**About this task**
Copy every record below exactly, leaving out any pictures.

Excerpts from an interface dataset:
════════════════

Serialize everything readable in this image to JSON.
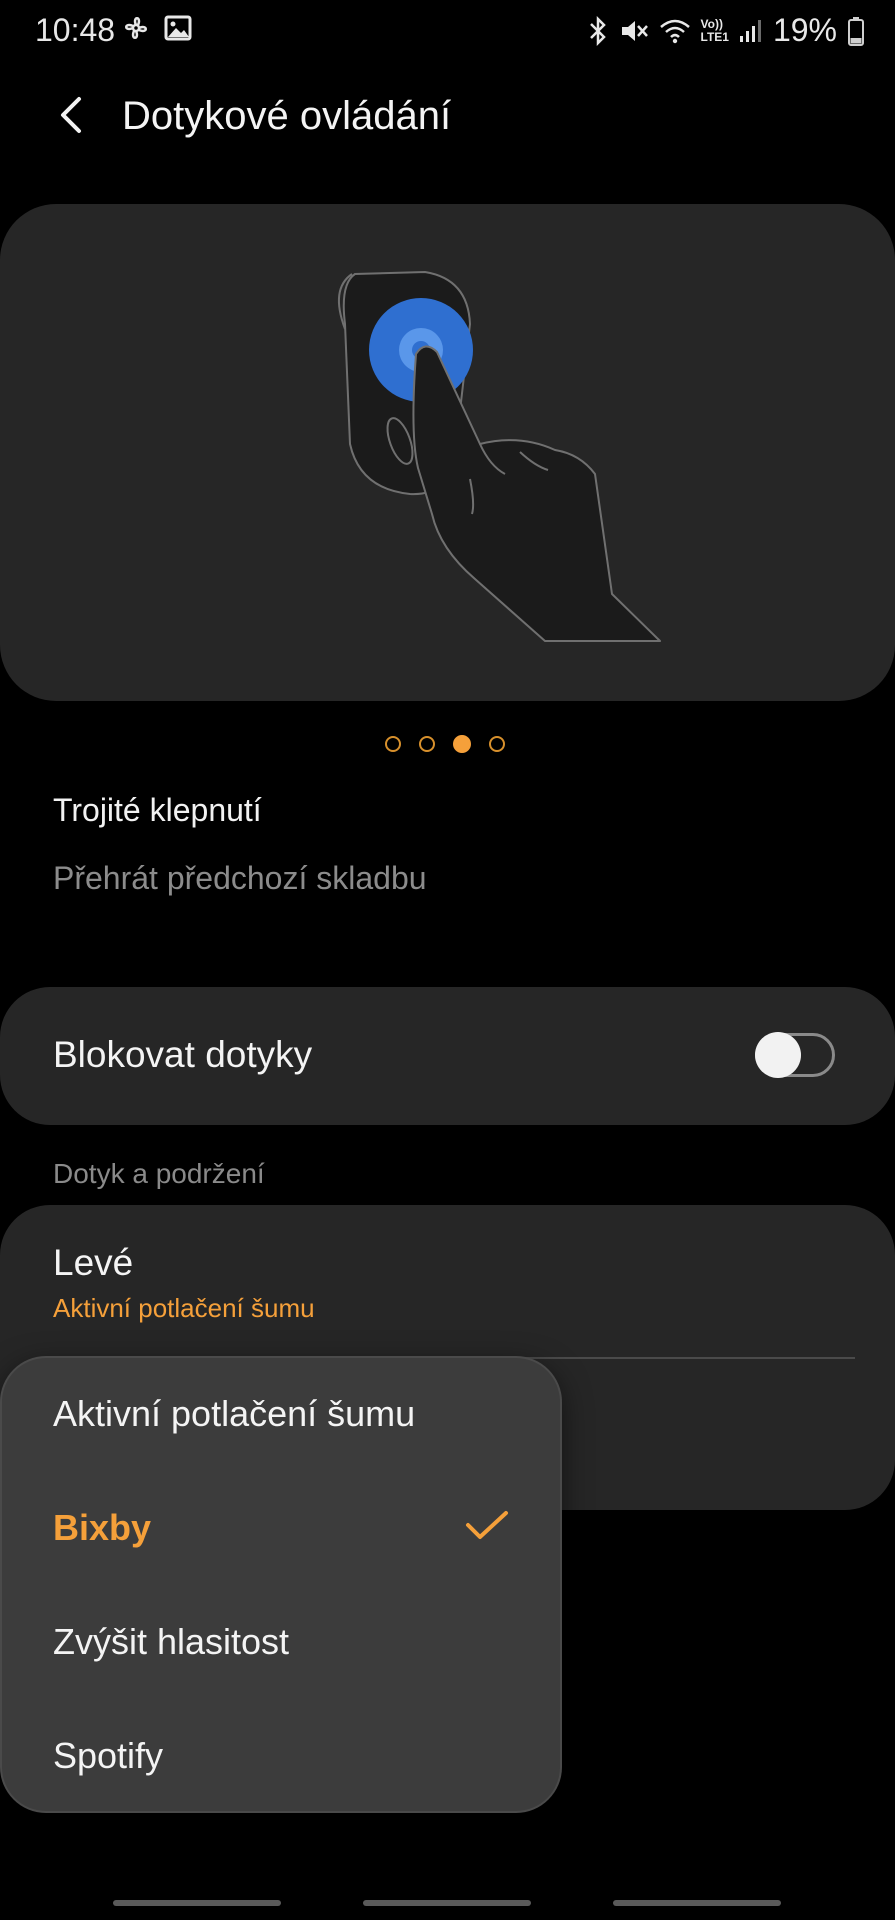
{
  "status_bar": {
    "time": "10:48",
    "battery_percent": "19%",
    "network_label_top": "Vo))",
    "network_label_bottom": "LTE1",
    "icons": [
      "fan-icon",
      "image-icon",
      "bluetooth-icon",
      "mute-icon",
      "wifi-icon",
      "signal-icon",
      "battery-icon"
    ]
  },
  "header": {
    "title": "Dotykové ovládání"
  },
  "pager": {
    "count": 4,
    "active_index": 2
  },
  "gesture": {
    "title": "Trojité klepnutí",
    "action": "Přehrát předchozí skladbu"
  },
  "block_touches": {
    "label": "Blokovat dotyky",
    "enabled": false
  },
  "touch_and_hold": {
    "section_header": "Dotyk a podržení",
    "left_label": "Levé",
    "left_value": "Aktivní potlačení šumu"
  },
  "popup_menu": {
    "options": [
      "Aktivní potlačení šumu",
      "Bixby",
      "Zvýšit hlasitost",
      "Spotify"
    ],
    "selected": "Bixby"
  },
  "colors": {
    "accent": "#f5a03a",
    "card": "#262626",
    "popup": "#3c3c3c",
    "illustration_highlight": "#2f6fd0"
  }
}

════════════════

**Task result**
Serialize everything readable in this image to JSON.
{
  "status_bar": {
    "time": "10:48",
    "battery_percent": "19%",
    "network_label_top": "Vo))",
    "network_label_bottom": "LTE1",
    "icons": [
      "fan-icon",
      "image-icon",
      "bluetooth-icon",
      "mute-icon",
      "wifi-icon",
      "signal-icon",
      "battery-icon"
    ]
  },
  "header": {
    "title": "Dotykové ovládání"
  },
  "pager": {
    "count": 4,
    "active_index": 2
  },
  "gesture": {
    "title": "Trojité klepnutí",
    "action": "Přehrát předchozí skladbu"
  },
  "block_touches": {
    "label": "Blokovat dotyky",
    "enabled": false
  },
  "touch_and_hold": {
    "section_header": "Dotyk a podržení",
    "left_label": "Levé",
    "left_value": "Aktivní potlačení šumu"
  },
  "popup_menu": {
    "options": [
      "Aktivní potlačení šumu",
      "Bixby",
      "Zvýšit hlasitost",
      "Spotify"
    ],
    "selected": "Bixby"
  },
  "colors": {
    "accent": "#f5a03a",
    "card": "#262626",
    "popup": "#3c3c3c",
    "illustration_highlight": "#2f6fd0"
  }
}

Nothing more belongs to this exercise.